SUPPLIED DATA:
+ + + +

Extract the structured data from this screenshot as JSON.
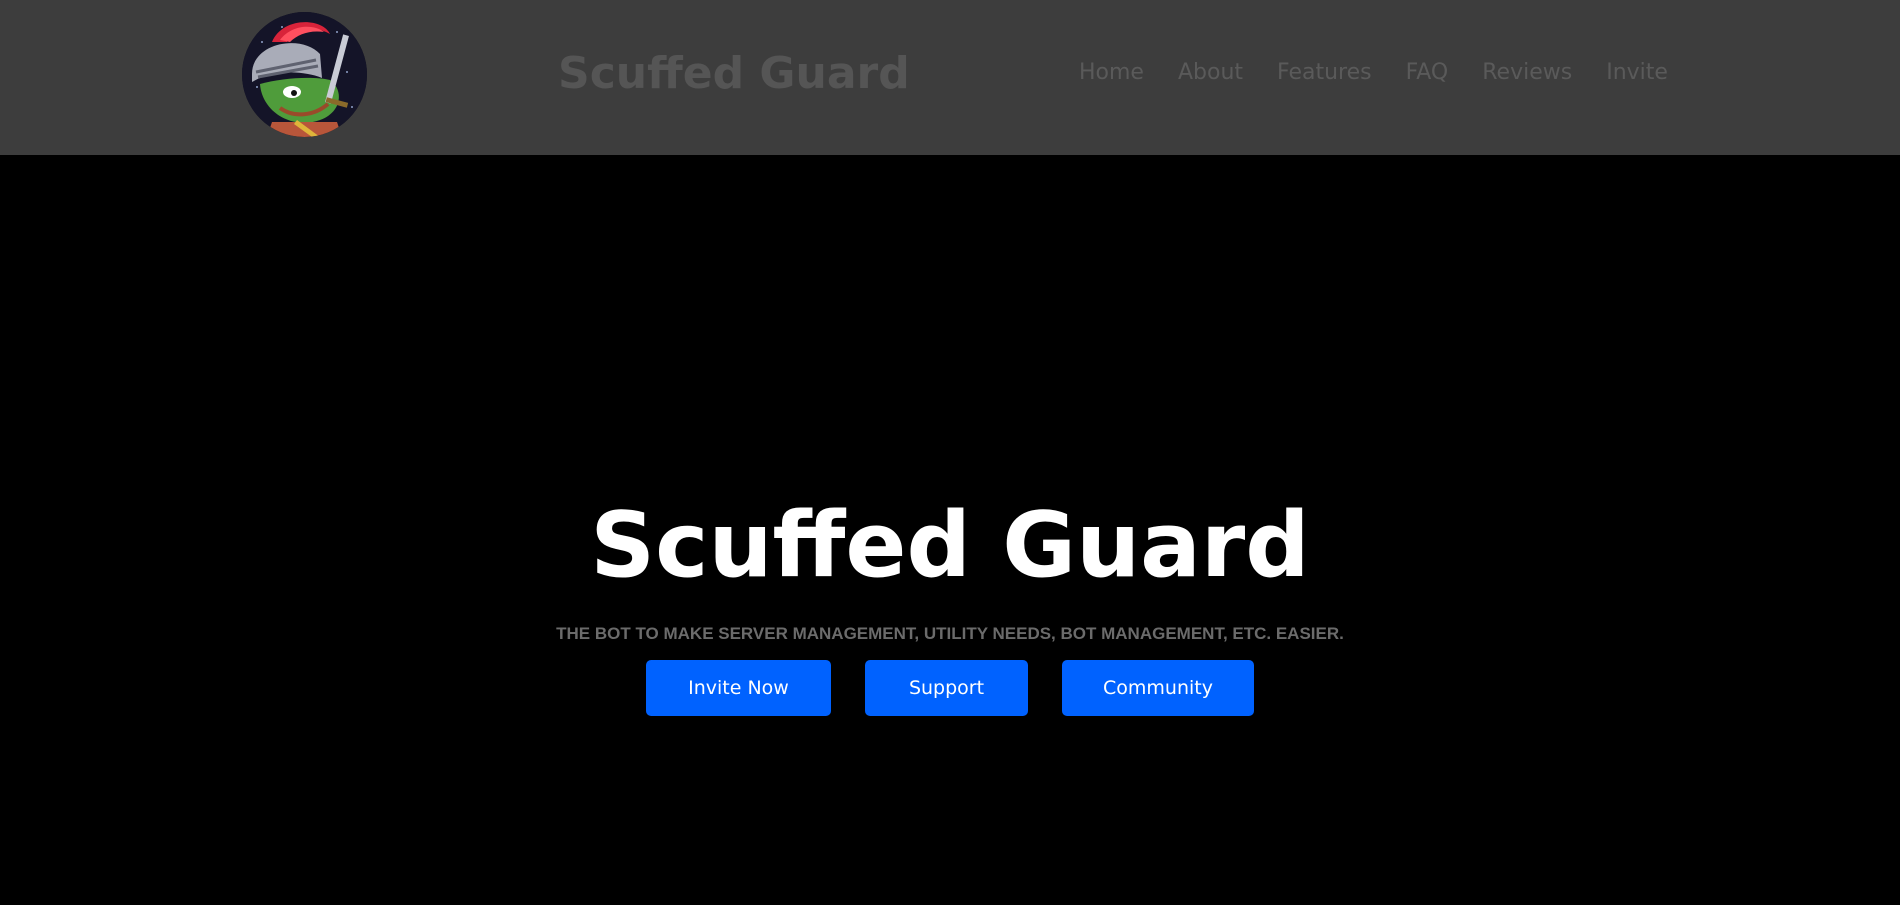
{
  "header": {
    "logo_icon": "knight-frog-avatar-icon",
    "brand": "Scuffed Guard",
    "nav": [
      {
        "label": "Home"
      },
      {
        "label": "About"
      },
      {
        "label": "Features"
      },
      {
        "label": "FAQ"
      },
      {
        "label": "Reviews"
      },
      {
        "label": "Invite"
      }
    ]
  },
  "hero": {
    "title": "Scuffed Guard",
    "subtitle": "THE BOT TO MAKE SERVER MANAGEMENT, UTILITY NEEDS, BOT MANAGEMENT, ETC. EASIER.",
    "buttons": [
      {
        "label": "Invite Now"
      },
      {
        "label": "Support"
      },
      {
        "label": "Community"
      }
    ]
  },
  "colors": {
    "header_bg": "#3d3d3d",
    "page_bg": "#000000",
    "nav_text": "#5a5a5a",
    "brand_text": "#555555",
    "button_bg": "#0062ff",
    "button_text": "#ffffff",
    "subtitle_text": "#6b6b6b"
  }
}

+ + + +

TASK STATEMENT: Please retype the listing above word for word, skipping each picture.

SOLUTION BELOW:
Extract the structured data from this screenshot as JSON.
{
  "header": {
    "logo_icon": "knight-frog-avatar-icon",
    "brand": "Scuffed Guard",
    "nav": [
      {
        "label": "Home"
      },
      {
        "label": "About"
      },
      {
        "label": "Features"
      },
      {
        "label": "FAQ"
      },
      {
        "label": "Reviews"
      },
      {
        "label": "Invite"
      }
    ]
  },
  "hero": {
    "title": "Scuffed Guard",
    "subtitle": "THE BOT TO MAKE SERVER MANAGEMENT, UTILITY NEEDS, BOT MANAGEMENT, ETC. EASIER.",
    "buttons": [
      {
        "label": "Invite Now"
      },
      {
        "label": "Support"
      },
      {
        "label": "Community"
      }
    ]
  },
  "colors": {
    "header_bg": "#3d3d3d",
    "page_bg": "#000000",
    "nav_text": "#5a5a5a",
    "brand_text": "#555555",
    "button_bg": "#0062ff",
    "button_text": "#ffffff",
    "subtitle_text": "#6b6b6b"
  }
}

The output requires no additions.